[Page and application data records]
▬▬▬▬▬▬

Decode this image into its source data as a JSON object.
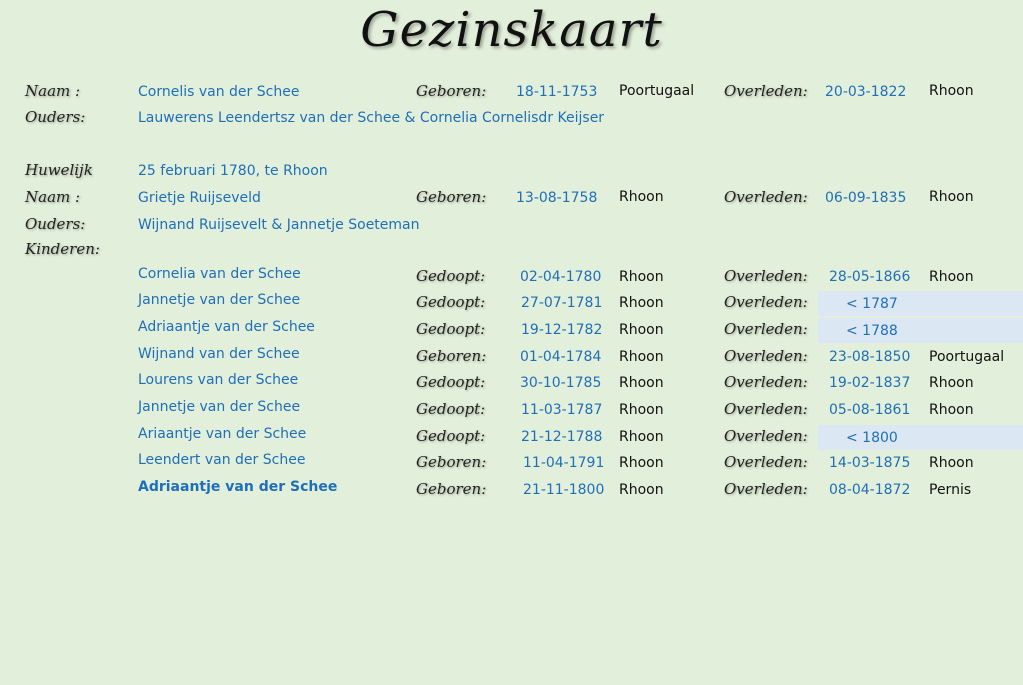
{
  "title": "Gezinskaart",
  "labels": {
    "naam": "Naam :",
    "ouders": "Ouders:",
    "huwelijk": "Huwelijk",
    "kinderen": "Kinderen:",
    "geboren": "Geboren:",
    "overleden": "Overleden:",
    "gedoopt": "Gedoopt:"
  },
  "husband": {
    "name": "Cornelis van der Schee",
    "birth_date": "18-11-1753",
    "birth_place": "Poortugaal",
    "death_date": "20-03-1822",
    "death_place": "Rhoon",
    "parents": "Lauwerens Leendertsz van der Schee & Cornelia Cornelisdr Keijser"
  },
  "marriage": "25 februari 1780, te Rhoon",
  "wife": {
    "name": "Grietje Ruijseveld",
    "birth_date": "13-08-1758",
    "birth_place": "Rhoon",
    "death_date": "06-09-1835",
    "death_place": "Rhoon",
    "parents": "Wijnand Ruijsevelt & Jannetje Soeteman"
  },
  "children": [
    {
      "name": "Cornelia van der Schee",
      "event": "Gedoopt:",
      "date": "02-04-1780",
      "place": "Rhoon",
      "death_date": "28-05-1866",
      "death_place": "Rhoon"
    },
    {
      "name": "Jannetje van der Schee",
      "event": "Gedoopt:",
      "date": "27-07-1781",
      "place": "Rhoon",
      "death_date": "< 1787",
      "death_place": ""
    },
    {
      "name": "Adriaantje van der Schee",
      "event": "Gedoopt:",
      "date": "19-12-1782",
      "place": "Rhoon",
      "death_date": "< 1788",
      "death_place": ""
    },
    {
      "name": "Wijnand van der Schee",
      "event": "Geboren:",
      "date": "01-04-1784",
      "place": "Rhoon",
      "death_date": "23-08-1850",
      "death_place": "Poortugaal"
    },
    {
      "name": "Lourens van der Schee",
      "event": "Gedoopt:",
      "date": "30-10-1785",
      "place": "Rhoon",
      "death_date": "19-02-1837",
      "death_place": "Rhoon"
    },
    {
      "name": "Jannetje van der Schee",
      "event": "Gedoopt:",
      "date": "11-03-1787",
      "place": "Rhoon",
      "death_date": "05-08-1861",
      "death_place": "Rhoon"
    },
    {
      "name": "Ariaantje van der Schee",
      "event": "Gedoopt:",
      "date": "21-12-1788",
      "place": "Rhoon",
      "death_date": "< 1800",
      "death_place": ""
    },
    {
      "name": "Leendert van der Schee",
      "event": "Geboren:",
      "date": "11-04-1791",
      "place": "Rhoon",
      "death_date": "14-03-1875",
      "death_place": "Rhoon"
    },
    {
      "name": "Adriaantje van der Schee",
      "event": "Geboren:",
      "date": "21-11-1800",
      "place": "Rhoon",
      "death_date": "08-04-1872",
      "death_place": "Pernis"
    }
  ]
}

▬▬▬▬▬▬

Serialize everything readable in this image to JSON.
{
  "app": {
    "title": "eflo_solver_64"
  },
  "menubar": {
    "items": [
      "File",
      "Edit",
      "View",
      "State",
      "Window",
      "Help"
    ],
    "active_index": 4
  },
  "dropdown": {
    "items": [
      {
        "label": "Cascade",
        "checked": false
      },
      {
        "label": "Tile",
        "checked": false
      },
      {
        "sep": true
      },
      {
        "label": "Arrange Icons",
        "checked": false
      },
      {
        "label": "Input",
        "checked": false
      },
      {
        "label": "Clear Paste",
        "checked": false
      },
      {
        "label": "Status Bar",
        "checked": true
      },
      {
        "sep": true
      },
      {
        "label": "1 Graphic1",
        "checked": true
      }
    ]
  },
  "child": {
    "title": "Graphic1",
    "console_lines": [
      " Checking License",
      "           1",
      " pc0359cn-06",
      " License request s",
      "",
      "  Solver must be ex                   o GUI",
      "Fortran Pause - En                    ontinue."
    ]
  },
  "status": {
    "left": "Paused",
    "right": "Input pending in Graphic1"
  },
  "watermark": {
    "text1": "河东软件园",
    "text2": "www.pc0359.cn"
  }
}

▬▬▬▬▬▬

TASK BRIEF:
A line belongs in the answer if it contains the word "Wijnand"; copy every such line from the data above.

COMPLETED TASK:
    "parents": "Wijnand Ruijsevelt & Jannetje Soeteman"
      "name": "Wijnand van der Schee",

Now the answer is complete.